==== Records for the task
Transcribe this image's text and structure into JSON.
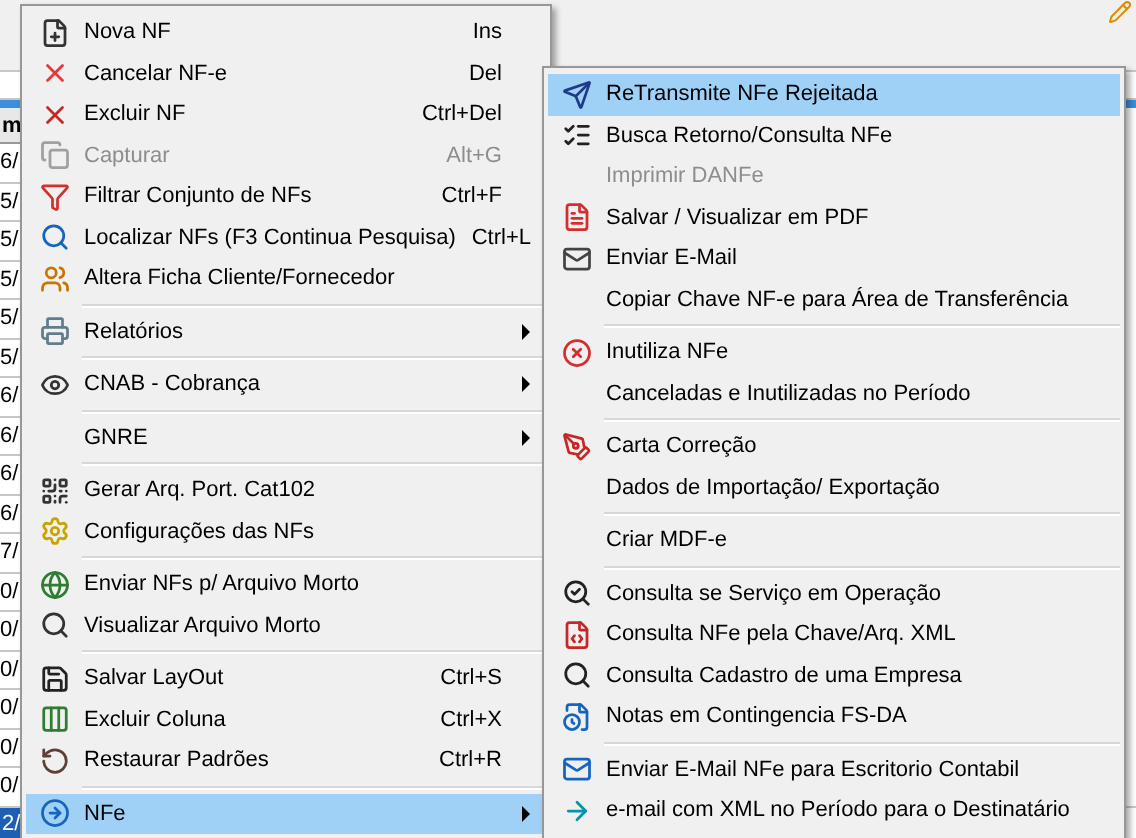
{
  "grid": {
    "header": "m",
    "left_cells": [
      "6/",
      "5/",
      "5/",
      "5/",
      "5/",
      "5/",
      "6/",
      "6/",
      "6/",
      "6/",
      "7/",
      "0/",
      "0/",
      "0/",
      "0/",
      "0/",
      "0/"
    ],
    "bottom_row": [
      {
        "text": "2/",
        "selected": true
      }
    ]
  },
  "menu": {
    "items": [
      {
        "kind": "item",
        "label": "Nova NF",
        "shortcut": "Ins",
        "disabled": false,
        "selected": false
      },
      {
        "kind": "item",
        "label": "Cancelar NF-e",
        "shortcut": "Del",
        "disabled": false,
        "selected": false
      },
      {
        "kind": "item",
        "label": "Excluir NF",
        "shortcut": "Ctrl+Del",
        "disabled": false,
        "selected": false
      },
      {
        "kind": "item",
        "label": "Capturar",
        "shortcut": "Alt+G",
        "disabled": true,
        "selected": false
      },
      {
        "kind": "item",
        "label": "Filtrar Conjunto de NFs",
        "shortcut": "Ctrl+F",
        "disabled": false,
        "selected": false
      },
      {
        "kind": "item",
        "label": "Localizar NFs (F3 Continua Pesquisa)",
        "shortcut": "Ctrl+L",
        "disabled": false,
        "selected": false
      },
      {
        "kind": "item",
        "label": "Altera Ficha Cliente/Fornecedor",
        "disabled": false,
        "selected": false,
        "submenu": false
      },
      {
        "kind": "separator"
      },
      {
        "kind": "item",
        "label": "Relatórios",
        "disabled": false,
        "selected": false,
        "submenu": true
      },
      {
        "kind": "separator"
      },
      {
        "kind": "item",
        "label": "CNAB - Cobrança",
        "disabled": false,
        "selected": false,
        "submenu": true
      },
      {
        "kind": "separator"
      },
      {
        "kind": "item",
        "label": "GNRE",
        "disabled": false,
        "selected": false,
        "submenu": true
      },
      {
        "kind": "separator"
      },
      {
        "kind": "item",
        "label": "Gerar Arq. Port. Cat102",
        "disabled": false,
        "selected": false,
        "submenu": false
      },
      {
        "kind": "item",
        "label": "Configurações das NFs",
        "disabled": false,
        "selected": false,
        "submenu": false
      },
      {
        "kind": "separator"
      },
      {
        "kind": "item",
        "label": "Enviar NFs p/ Arquivo Morto",
        "disabled": false,
        "selected": false,
        "submenu": false
      },
      {
        "kind": "item",
        "label": "Visualizar Arquivo Morto",
        "disabled": false,
        "selected": false,
        "submenu": false
      },
      {
        "kind": "separator"
      },
      {
        "kind": "item",
        "label": "Salvar LayOut",
        "shortcut": "Ctrl+S",
        "disabled": false,
        "selected": false
      },
      {
        "kind": "item",
        "label": "Excluir Coluna",
        "shortcut": "Ctrl+X",
        "disabled": false,
        "selected": false
      },
      {
        "kind": "item",
        "label": "Restaurar Padrões",
        "shortcut": "Ctrl+R",
        "disabled": false,
        "selected": false
      },
      {
        "kind": "separator"
      },
      {
        "kind": "item",
        "label": "NFe",
        "disabled": false,
        "selected": true,
        "submenu": true
      }
    ]
  },
  "submenu": {
    "items": [
      {
        "kind": "item",
        "label": "ReTransmite NFe Rejeitada",
        "disabled": false,
        "selected": true
      },
      {
        "kind": "item",
        "label": "Busca Retorno/Consulta NFe",
        "disabled": false,
        "selected": false
      },
      {
        "kind": "item",
        "label": "Imprimir DANFe",
        "disabled": true,
        "selected": false
      },
      {
        "kind": "item",
        "label": "Salvar / Visualizar em PDF",
        "disabled": false,
        "selected": false
      },
      {
        "kind": "item",
        "label": "Enviar E-Mail",
        "disabled": false,
        "selected": false
      },
      {
        "kind": "item",
        "label": "Copiar Chave NF-e para Área de Transferência",
        "disabled": false,
        "selected": false
      },
      {
        "kind": "separator"
      },
      {
        "kind": "item",
        "label": "Inutiliza NFe",
        "disabled": false,
        "selected": false
      },
      {
        "kind": "item",
        "label": "Canceladas e Inutilizadas no Período",
        "disabled": false,
        "selected": false
      },
      {
        "kind": "separator"
      },
      {
        "kind": "item",
        "label": "Carta Correção",
        "disabled": false,
        "selected": false
      },
      {
        "kind": "item",
        "label": "Dados de Importação/ Exportação",
        "disabled": false,
        "selected": false
      },
      {
        "kind": "separator"
      },
      {
        "kind": "item",
        "label": "Criar MDF-e",
        "disabled": false,
        "selected": false
      },
      {
        "kind": "separator"
      },
      {
        "kind": "item",
        "label": "Consulta se Serviço em Operação",
        "disabled": false,
        "selected": false
      },
      {
        "kind": "item",
        "label": "Consulta NFe pela Chave/Arq. XML",
        "disabled": false,
        "selected": false
      },
      {
        "kind": "item",
        "label": "Consulta Cadastro de uma Empresa",
        "disabled": false,
        "selected": false
      },
      {
        "kind": "item",
        "label": "Notas em Contingencia FS-DA",
        "disabled": false,
        "selected": false
      },
      {
        "kind": "separator"
      },
      {
        "kind": "item",
        "label": "Enviar E-Mail NFe para Escritorio Contabil",
        "disabled": false,
        "selected": false
      },
      {
        "kind": "item",
        "label": "e-mail com XML no Período para o Destinatário",
        "disabled": false,
        "selected": false
      }
    ]
  }
}
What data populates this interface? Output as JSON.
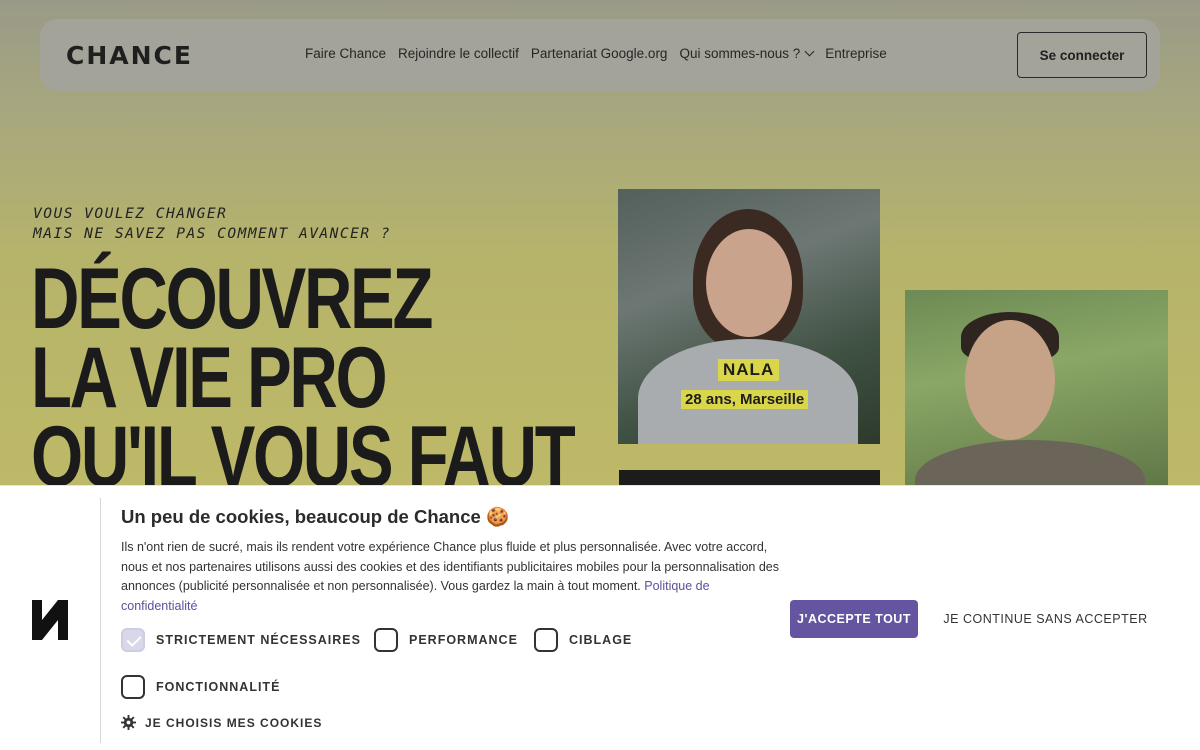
{
  "header": {
    "logo": "CHANCE",
    "nav": [
      {
        "label": "Faire Chance"
      },
      {
        "label": "Rejoindre le collectif"
      },
      {
        "label": "Partenariat Google.org"
      },
      {
        "label": "Qui sommes-nous ?"
      },
      {
        "label": "Entreprise"
      }
    ],
    "login_label": "Se connecter"
  },
  "hero": {
    "tagline_line1": "VOUS VOULEZ CHANGER",
    "tagline_line2": "MAIS NE SAVEZ PAS COMMENT AVANCER ?",
    "headline_line1": "DÉCOUVREZ",
    "headline_line2": "LA VIE PRO",
    "headline_line3": "QU'IL VOUS FAUT",
    "profile": {
      "name": "NALA",
      "details": "28 ans, Marseille"
    }
  },
  "cookie_banner": {
    "title": "Un peu de cookies, beaucoup de Chance 🍪",
    "text": "Ils n'ont rien de sucré, mais ils rendent votre expérience Chance plus fluide et plus personnalisée. Avec votre accord, nous et nos partenaires utilisons aussi des cookies et des identifiants publicitaires mobiles pour la personnalisation des annonces (publicité personnalisée et non personnalisée). Vous gardez la main à tout moment.",
    "policy_link": "Politique de confidentialité",
    "options": [
      {
        "label": "STRICTEMENT NÉCESSAIRES",
        "checked": true
      },
      {
        "label": "PERFORMANCE",
        "checked": false
      },
      {
        "label": "CIBLAGE",
        "checked": false
      },
      {
        "label": "FONCTIONNALITÉ",
        "checked": false
      }
    ],
    "choose_label": "JE CHOISIS MES COOKIES",
    "accept_label": "J'ACCEPTE TOUT",
    "decline_label": "JE CONTINUE SANS ACCEPTER"
  },
  "colors": {
    "accent": "#65549f",
    "hero_yellow": "#d9d64a"
  },
  "icons": [
    "chevron-down-icon",
    "gear-icon",
    "check-icon",
    "chance-logo-icon"
  ]
}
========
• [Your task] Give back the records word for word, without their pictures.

• [Reply to the task]
Transcribe this image's text and structure into JSON.
{
  "grid": {
    "header": "m",
    "left_cells": [
      "6/",
      "5/",
      "5/",
      "5/",
      "5/",
      "5/",
      "6/",
      "6/",
      "6/",
      "6/",
      "7/",
      "0/",
      "0/",
      "0/",
      "0/",
      "0/",
      "0/"
    ],
    "bottom_row": [
      {
        "text": "2/",
        "selected": true
      }
    ]
  },
  "menu": {
    "items": [
      {
        "kind": "item",
        "label": "Nova NF",
        "shortcut": "Ins",
        "disabled": false,
        "selected": false
      },
      {
        "kind": "item",
        "label": "Cancelar NF-e",
        "shortcut": "Del",
        "disabled": false,
        "selected": false
      },
      {
        "kind": "item",
        "label": "Excluir NF",
        "shortcut": "Ctrl+Del",
        "disabled": false,
        "selected": false
      },
      {
        "kind": "item",
        "label": "Capturar",
        "shortcut": "Alt+G",
        "disabled": true,
        "selected": false
      },
      {
        "kind": "item",
        "label": "Filtrar Conjunto de NFs",
        "shortcut": "Ctrl+F",
        "disabled": false,
        "selected": false
      },
      {
        "kind": "item",
        "label": "Localizar NFs (F3 Continua Pesquisa)",
        "shortcut": "Ctrl+L",
        "disabled": false,
        "selected": false
      },
      {
        "kind": "item",
        "label": "Altera Ficha Cliente/Fornecedor",
        "disabled": false,
        "selected": false,
        "submenu": false
      },
      {
        "kind": "separator"
      },
      {
        "kind": "item",
        "label": "Relatórios",
        "disabled": false,
        "selected": false,
        "submenu": true
      },
      {
        "kind": "separator"
      },
      {
        "kind": "item",
        "label": "CNAB - Cobrança",
        "disabled": false,
        "selected": false,
        "submenu": true
      },
      {
        "kind": "separator"
      },
      {
        "kind": "item",
        "label": "GNRE",
        "disabled": false,
        "selected": false,
        "submenu": true
      },
      {
        "kind": "separator"
      },
      {
        "kind": "item",
        "label": "Gerar Arq. Port. Cat102",
        "disabled": false,
        "selected": false,
        "submenu": false
      },
      {
        "kind": "item",
        "label": "Configurações das NFs",
        "disabled": false,
        "selected": false,
        "submenu": false
      },
      {
        "kind": "separator"
      },
      {
        "kind": "item",
        "label": "Enviar NFs p/ Arquivo Morto",
        "disabled": false,
        "selected": false,
        "submenu": false
      },
      {
        "kind": "item",
        "label": "Visualizar Arquivo Morto",
        "disabled": false,
        "selected": false,
        "submenu": false
      },
      {
        "kind": "separator"
      },
      {
        "kind": "item",
        "label": "Salvar LayOut",
        "shortcut": "Ctrl+S",
        "disabled": false,
        "selected": false
      },
      {
        "kind": "item",
        "label": "Excluir Coluna",
        "shortcut": "Ctrl+X",
        "disabled": false,
        "selected": false
      },
      {
        "kind": "item",
        "label": "Restaurar Padrões",
        "shortcut": "Ctrl+R",
        "disabled": false,
        "selected": false
      },
      {
        "kind": "separator"
      },
      {
        "kind": "item",
        "label": "NFe",
        "disabled": false,
        "selected": true,
        "submenu": true
      }
    ]
  },
  "submenu": {
    "items": [
      {
        "kind": "item",
        "label": "ReTransmite NFe Rejeitada",
        "disabled": false,
        "selected": true
      },
      {
        "kind": "item",
        "label": "Busca Retorno/Consulta NFe",
        "disabled": false,
        "selected": false
      },
      {
        "kind": "item",
        "label": "Imprimir DANFe",
        "disabled": true,
        "selected": false
      },
      {
        "kind": "item",
        "label": "Salvar / Visualizar em PDF",
        "disabled": false,
        "selected": false
      },
      {
        "kind": "item",
        "label": "Enviar E-Mail",
        "disabled": false,
        "selected": false
      },
      {
        "kind": "item",
        "label": "Copiar Chave NF-e para Área de Transferência",
        "disabled": false,
        "selected": false
      },
      {
        "kind": "separator"
      },
      {
        "kind": "item",
        "label": "Inutiliza NFe",
        "disabled": false,
        "selected": false
      },
      {
        "kind": "item",
        "label": "Canceladas e Inutilizadas no Período",
        "disabled": false,
        "selected": false
      },
      {
        "kind": "separator"
      },
      {
        "kind": "item",
        "label": "Carta Correção",
        "disabled": false,
        "selected": false
      },
      {
        "kind": "item",
        "label": "Dados de Importação/ Exportação",
        "disabled": false,
        "selected": false
      },
      {
        "kind": "separator"
      },
      {
        "kind": "item",
        "label": "Criar MDF-e",
        "disabled": false,
        "selected": false
      },
      {
        "kind": "separator"
      },
      {
        "kind": "item",
        "label": "Consulta se Serviço em Operação",
        "disabled": false,
        "selected": false
      },
      {
        "kind": "item",
        "label": "Consulta NFe pela Chave/Arq. XML",
        "disabled": false,
        "selected": false
      },
      {
        "kind": "item",
        "label": "Consulta Cadastro de uma Empresa",
        "disabled": false,
        "selected": false
      },
      {
        "kind": "item",
        "label": "Notas em Contingencia FS-DA",
        "disabled": false,
        "selected": false
      },
      {
        "kind": "separator"
      },
      {
        "kind": "item",
        "label": "Enviar E-Mail NFe para Escritorio Contabil",
        "disabled": false,
        "selected": false
      },
      {
        "kind": "item",
        "label": "e-mail com XML no Período para o Destinatário",
        "disabled": false,
        "selected": false
      }
    ]
  }
}
What data populates this interface? Output as JSON.
{
  "header": {
    "logo": "CHANCE",
    "nav": [
      {
        "label": "Faire Chance"
      },
      {
        "label": "Rejoindre le collectif"
      },
      {
        "label": "Partenariat Google.org"
      },
      {
        "label": "Qui sommes-nous ?"
      },
      {
        "label": "Entreprise"
      }
    ],
    "login_label": "Se connecter"
  },
  "hero": {
    "tagline_line1": "VOUS VOULEZ CHANGER",
    "tagline_line2": "MAIS NE SAVEZ PAS COMMENT AVANCER ?",
    "headline_line1": "DÉCOUVREZ",
    "headline_line2": "LA VIE PRO",
    "headline_line3": "QU'IL VOUS FAUT",
    "profile": {
      "name": "NALA",
      "details": "28 ans, Marseille"
    }
  },
  "cookie_banner": {
    "title": "Un peu de cookies, beaucoup de Chance 🍪",
    "text": "Ils n'ont rien de sucré, mais ils rendent votre expérience Chance plus fluide et plus personnalisée. Avec votre accord, nous et nos partenaires utilisons aussi des cookies et des identifiants publicitaires mobiles pour la personnalisation des annonces (publicité personnalisée et non personnalisée). Vous gardez la main à tout moment.",
    "policy_link": "Politique de confidentialité",
    "options": [
      {
        "label": "STRICTEMENT NÉCESSAIRES",
        "checked": true
      },
      {
        "label": "PERFORMANCE",
        "checked": false
      },
      {
        "label": "CIBLAGE",
        "checked": false
      },
      {
        "label": "FONCTIONNALITÉ",
        "checked": false
      }
    ],
    "choose_label": "JE CHOISIS MES COOKIES",
    "accept_label": "J'ACCEPTE TOUT",
    "decline_label": "JE CONTINUE SANS ACCEPTER"
  },
  "colors": {
    "accent": "#65549f",
    "hero_yellow": "#d9d64a"
  },
  "icons": [
    "chevron-down-icon",
    "gear-icon",
    "check-icon",
    "chance-logo-icon"
  ]
}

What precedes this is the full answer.